Trouble with the long ball: The Red Sox did almost all of their damage off Estrada in the top of the third inning. Mookie Betts and Andrew Benintendi hit back-to-back doubles with one out, and Ramirez followed with a two-run homer over the wall in left-center field. Estrada has surrendered at least one home run in six of his starts this season, and his total of 10 homers allowed is tied for the second most in the American League. Last year, Estrada set a career high with 31 big flies allowed.
"I made a decent pitch to Betts, and he kind of hooked it down the line, I didn't think he hit it that well, but it found a good area," Estrada said. "The next pitch wasn't so great, Benintendi hit a gapper. I thought I made a good pitch to Ramirez. I wanted to go up and in, I could have gotten it in a little bit more. But after he hit it, I didn't think it was going to go out, but it did. It's unfortunate, but other than that, I thought I threw the ball pretty well today."
The rookie ribbie: Alford picked up the first RBI of his career with a seeing-eye single up the middle during the bottom of the fourth. Toronto's No. 3 prospect was appearing in his 10th Major League game, and the single marked the third hit of his career. The 23-year-old has started each of the past two games for Toronto, and he's expected to be in the starting lineup again on Sunday afternoon with lefty Thomas Pomeranz on the mound for Boston. Alford is currently in a left-field platoon with Curtis Granderson.

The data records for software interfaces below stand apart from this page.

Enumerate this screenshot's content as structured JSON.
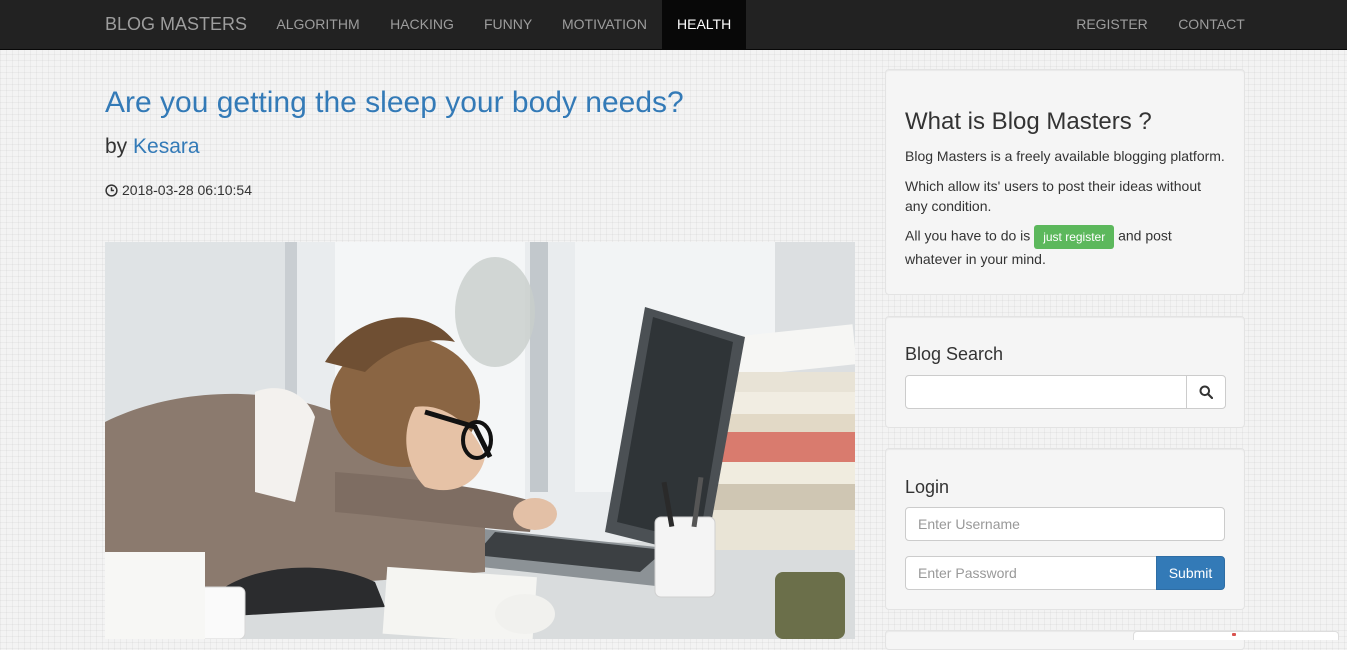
{
  "navbar": {
    "brand": "BLOG MASTERS",
    "items": [
      {
        "label": "ALGORITHM",
        "active": false
      },
      {
        "label": "HACKING",
        "active": false
      },
      {
        "label": "FUNNY",
        "active": false
      },
      {
        "label": "MOTIVATION",
        "active": false
      },
      {
        "label": "HEALTH",
        "active": true
      }
    ],
    "right_items": [
      {
        "label": "REGISTER"
      },
      {
        "label": "CONTACT"
      }
    ]
  },
  "post": {
    "title": "Are you getting the sleep your body needs?",
    "byline_prefix": "by",
    "author": "Kesara",
    "timestamp": "2018-03-28 06:10:54"
  },
  "sidebar": {
    "about": {
      "title": "What is Blog Masters ?",
      "p1": "Blog Masters is a freely available blogging platform.",
      "p2": "Which allow its' users to post their ideas without any condition.",
      "p3_before": "All you have to do is",
      "register_badge": "just register",
      "p3_after_line1": "and post",
      "p3_after_line2": "whatever in your mind."
    },
    "search": {
      "title": "Blog Search",
      "value": ""
    },
    "login": {
      "title": "Login",
      "username_placeholder": "Enter Username",
      "password_placeholder": "Enter Password",
      "submit_label": "Submit"
    }
  },
  "colors": {
    "navbar_bg": "#222222",
    "link": "#337ab7",
    "badge": "#5cb85c",
    "submit": "#337ab7"
  }
}
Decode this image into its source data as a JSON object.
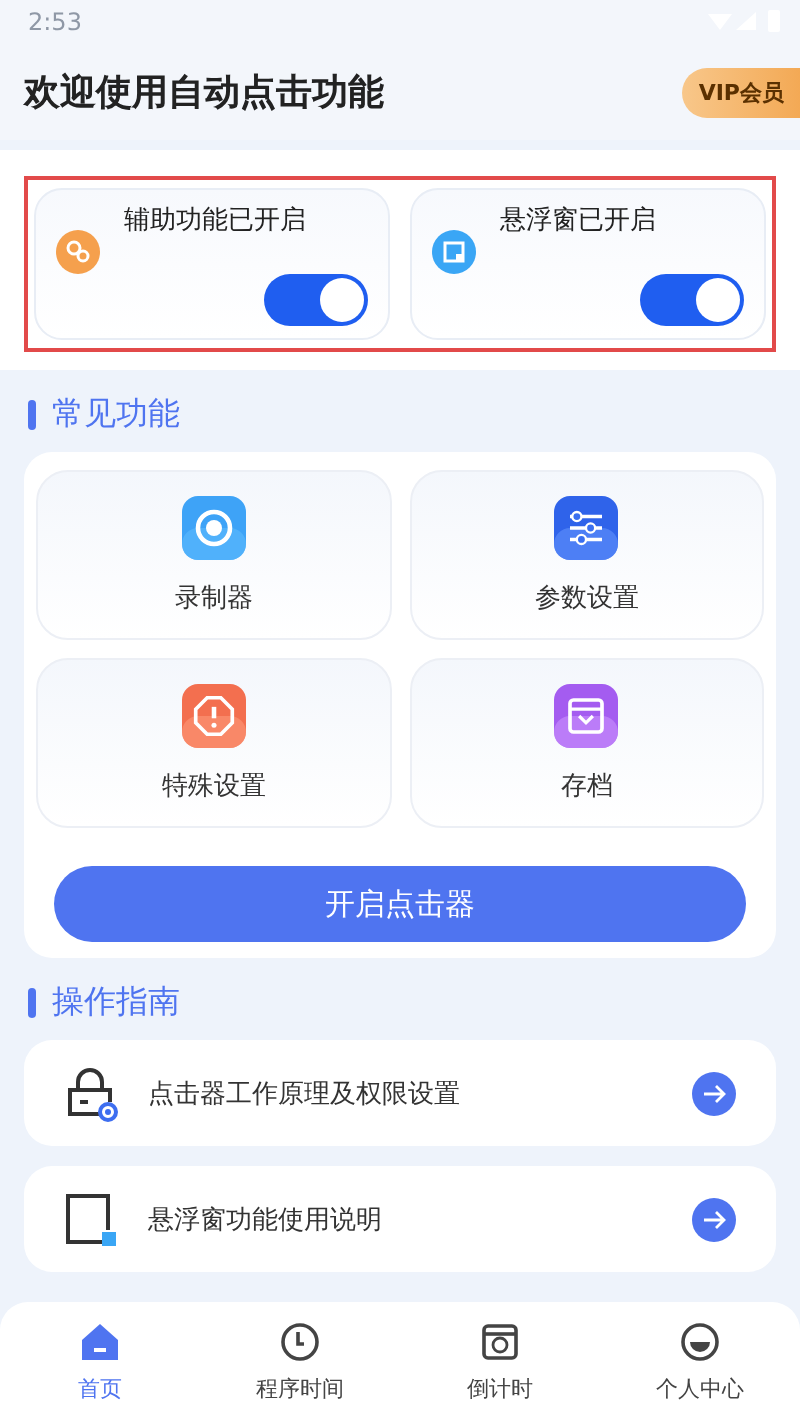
{
  "status_bar": {
    "time": "2:53"
  },
  "header": {
    "title": "欢迎使用自动点击功能",
    "badge": "VIP会员"
  },
  "toggles": [
    {
      "label": "辅助功能已开启",
      "on": true,
      "kind": "accessibility"
    },
    {
      "label": "悬浮窗已开启",
      "on": true,
      "kind": "floating"
    }
  ],
  "common": {
    "heading": "常见功能",
    "items": [
      {
        "label": "录制器",
        "kind": "record"
      },
      {
        "label": "参数设置",
        "kind": "params"
      },
      {
        "label": "特殊设置",
        "kind": "special"
      },
      {
        "label": "存档",
        "kind": "archive"
      }
    ],
    "button": "开启点击器"
  },
  "guide": {
    "heading": "操作指南",
    "items": [
      {
        "label": "点击器工作原理及权限设置",
        "kind": "lock"
      },
      {
        "label": "悬浮窗功能使用说明",
        "kind": "window"
      }
    ]
  },
  "tabs": [
    {
      "label": "首页",
      "selected": true,
      "kind": "home"
    },
    {
      "label": "程序时间",
      "selected": false,
      "kind": "clock"
    },
    {
      "label": "倒计时",
      "selected": false,
      "kind": "timer"
    },
    {
      "label": "个人中心",
      "selected": false,
      "kind": "user"
    }
  ]
}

"Hopefully, it's the first of many," Alford said with a smile. "I had my first hit in the dome here today. I told [Blue Jays first-base coach Tim Leiper] I didn't think that first hit was ever going to come here. I'm just glad to get it out of the way. I hope it's the first of many."
Hernandez had his eighth multi-hit game of the season. Of his 30 hits, 19 of them have gone for extra bases (11 doubles, two triples and six homers).
HE SAID IT
"I feel like it's usually a home run that kind of kills everything for me. Things are usually going OK and the next thing I know, I get two guys on, the next guy hits the ball well and it just gets out and ruins everything. Today, same thing. If it wasn't for that homer, who knows?" -- Estrada, on his outing
Right-hander Joe Biagini (0-1, 8.10 ERA) will take the mound when the Blue Jays wrap up their three-game series against the Red Sox on Sunday afternoon with first pitch scheduled for 1:07 p.m. ET in a special Mother's Day matinee. Biagini was recalled from Triple-A Buffalo earlier this week after Marcus Stroman was placed on the 10-day disabled list with right shoulder fatigue. Boston will counter with Pomeranz (1-1, 5.23 ERA).